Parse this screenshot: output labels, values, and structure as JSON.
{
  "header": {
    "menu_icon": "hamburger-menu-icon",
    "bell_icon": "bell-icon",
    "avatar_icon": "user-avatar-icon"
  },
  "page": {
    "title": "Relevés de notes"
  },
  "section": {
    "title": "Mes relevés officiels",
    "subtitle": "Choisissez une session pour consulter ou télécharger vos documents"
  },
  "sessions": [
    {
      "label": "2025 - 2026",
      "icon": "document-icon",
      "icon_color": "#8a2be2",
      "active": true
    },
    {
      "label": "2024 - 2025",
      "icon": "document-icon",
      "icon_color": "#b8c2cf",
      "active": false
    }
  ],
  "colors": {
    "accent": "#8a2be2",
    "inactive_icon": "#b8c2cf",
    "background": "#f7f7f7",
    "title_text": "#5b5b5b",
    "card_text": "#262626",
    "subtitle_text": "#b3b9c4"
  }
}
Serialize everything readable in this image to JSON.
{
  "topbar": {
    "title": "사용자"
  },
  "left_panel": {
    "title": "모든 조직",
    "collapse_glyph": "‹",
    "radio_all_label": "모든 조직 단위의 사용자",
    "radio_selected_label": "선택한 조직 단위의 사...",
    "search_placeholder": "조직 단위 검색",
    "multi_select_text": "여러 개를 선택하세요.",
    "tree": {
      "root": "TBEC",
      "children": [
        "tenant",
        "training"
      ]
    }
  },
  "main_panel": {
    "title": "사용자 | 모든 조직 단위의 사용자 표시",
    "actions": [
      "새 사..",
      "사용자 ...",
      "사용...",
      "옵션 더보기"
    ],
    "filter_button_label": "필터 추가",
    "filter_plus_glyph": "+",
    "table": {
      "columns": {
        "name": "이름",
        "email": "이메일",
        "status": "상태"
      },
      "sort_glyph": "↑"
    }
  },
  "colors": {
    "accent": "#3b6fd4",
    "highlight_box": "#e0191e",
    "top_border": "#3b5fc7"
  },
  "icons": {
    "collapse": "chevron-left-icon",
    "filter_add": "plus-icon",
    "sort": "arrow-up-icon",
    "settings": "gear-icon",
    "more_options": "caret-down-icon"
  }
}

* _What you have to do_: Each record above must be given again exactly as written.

* _Output of the task_:
Parse this screenshot: output labels, values, and structure as JSON.
{
  "header": {
    "menu_icon": "hamburger-menu-icon",
    "bell_icon": "bell-icon",
    "avatar_icon": "user-avatar-icon"
  },
  "page": {
    "title": "Relevés de notes"
  },
  "section": {
    "title": "Mes relevés officiels",
    "subtitle": "Choisissez une session pour consulter ou télécharger vos documents"
  },
  "sessions": [
    {
      "label": "2025 - 2026",
      "icon": "document-icon",
      "icon_color": "#8a2be2",
      "active": true
    },
    {
      "label": "2024 - 2025",
      "icon": "document-icon",
      "icon_color": "#b8c2cf",
      "active": false
    }
  ],
  "colors": {
    "accent": "#8a2be2",
    "inactive_icon": "#b8c2cf",
    "background": "#f7f7f7",
    "title_text": "#5b5b5b",
    "card_text": "#262626",
    "subtitle_text": "#b3b9c4"
  }
}
Serialize everything readable in this image to JSON.
{
  "topbar": {
    "title": "사용자"
  },
  "left_panel": {
    "title": "모든 조직",
    "collapse_glyph": "‹",
    "radio_all_label": "모든 조직 단위의 사용자",
    "radio_selected_label": "선택한 조직 단위의 사...",
    "search_placeholder": "조직 단위 검색",
    "multi_select_text": "여러 개를 선택하세요.",
    "tree": {
      "root": "TBEC",
      "children": [
        "tenant",
        "training"
      ]
    }
  },
  "main_panel": {
    "title": "사용자 | 모든 조직 단위의 사용자 표시",
    "actions": [
      "새 사..",
      "사용자 ...",
      "사용...",
      "옵션 더보기"
    ],
    "filter_button_label": "필터 추가",
    "filter_plus_glyph": "+",
    "table": {
      "columns": {
        "name": "이름",
        "email": "이메일",
        "status": "상태"
      },
      "sort_glyph": "↑"
    }
  },
  "colors": {
    "accent": "#3b6fd4",
    "highlight_box": "#e0191e",
    "top_border": "#3b5fc7"
  },
  "icons": {
    "collapse": "chevron-left-icon",
    "filter_add": "plus-icon",
    "sort": "arrow-up-icon",
    "settings": "gear-icon",
    "more_options": "caret-down-icon"
  }
}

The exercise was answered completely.